Haarlem being the capital of the tulip country, the time to visit it is the spring. To travel from Leyden to Haarlem by rail in April is to pass through floods of colour, reaching their finest quality about Hillegom. The beds are too formal, too exactly parallel, to be beautiful, except as sheets of scarlet or yellow; for careless beauty one must look to the heaps of blossoms piled up in the corners (later to be used on the beds as a fertiliser), which are always beautiful, and doubly so when reflected in a canal. From a balloon, in the flowering season, the tulip gardens must look like patchwork quilts.
Tulip Sunday, which represents the height of the season (corresponding to Chestnut Sunday at Bushey Park) is about the third Sunday in April. One should be in Holland then. It is no country for hot weather: it has no shade, the trains become unbearable, and the canals are very unpleasant. But in spring it is always fresh.
Tulip cultivation is now a steady humdrum business, very different from the early days of the fashion for the flower, in the seventeenth century, when speculators lost their heads over bulbs as thoroughly as over South-Sea stock in the great Bubble period. Thousands of florins were given for a single bulb. The bulb, however, did not always change hands, often serving merely as a gambling basis; it even may not have existed at all. Among genuine connoisseurs genuine sales would of course be made, and it is recorded that a “Semper Augustus” bulb was once bought for 13,000 florins. At last the Government interfered; gambling was put down; and “Semper Augustus” fell to fifty florins.

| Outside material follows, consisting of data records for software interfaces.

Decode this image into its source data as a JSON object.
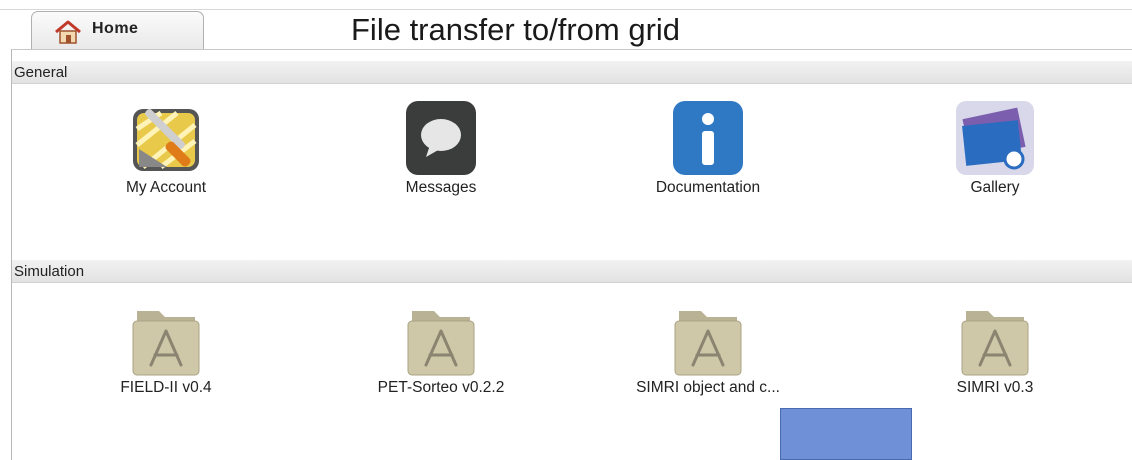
{
  "tab": {
    "label": "Home",
    "icon": "home-icon"
  },
  "overlay_title": "File transfer to/from grid",
  "sections": [
    {
      "title": "General",
      "apps": [
        {
          "label": "My Account",
          "icon": "account-tools-icon"
        },
        {
          "label": "Messages",
          "icon": "speech-bubble-icon"
        },
        {
          "label": "Documentation",
          "icon": "info-icon"
        },
        {
          "label": "Gallery",
          "icon": "gallery-icon"
        }
      ]
    },
    {
      "title": "Simulation",
      "apps": [
        {
          "label": "FIELD-II v0.4",
          "icon": "app-folder-icon"
        },
        {
          "label": "PET-Sorteo v0.2.2",
          "icon": "app-folder-icon"
        },
        {
          "label": "SIMRI object and c...",
          "icon": "app-folder-icon"
        },
        {
          "label": "SIMRI v0.3",
          "icon": "app-folder-icon"
        }
      ]
    }
  ],
  "colors": {
    "overlay_rect": "#6f8fd6",
    "doc_blue": "#2f78c4",
    "folder": "#cfc8a8"
  }
}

It was to Haarlem, it will be remembered, that the fair Frisian travelled with Cornelius van Baerle’s solitary flower in La Tulipe Noire, and won the prize of 100,000 florins offered for a blossom of pure nigritude by the Horticultural Society of Haarlem. Hence the addition of the Tulipa Nigra Rosa Baerleensis to the list of desirable bulbs. Dumas puts into the mouth of Cornelius a very charming song of the tulip:—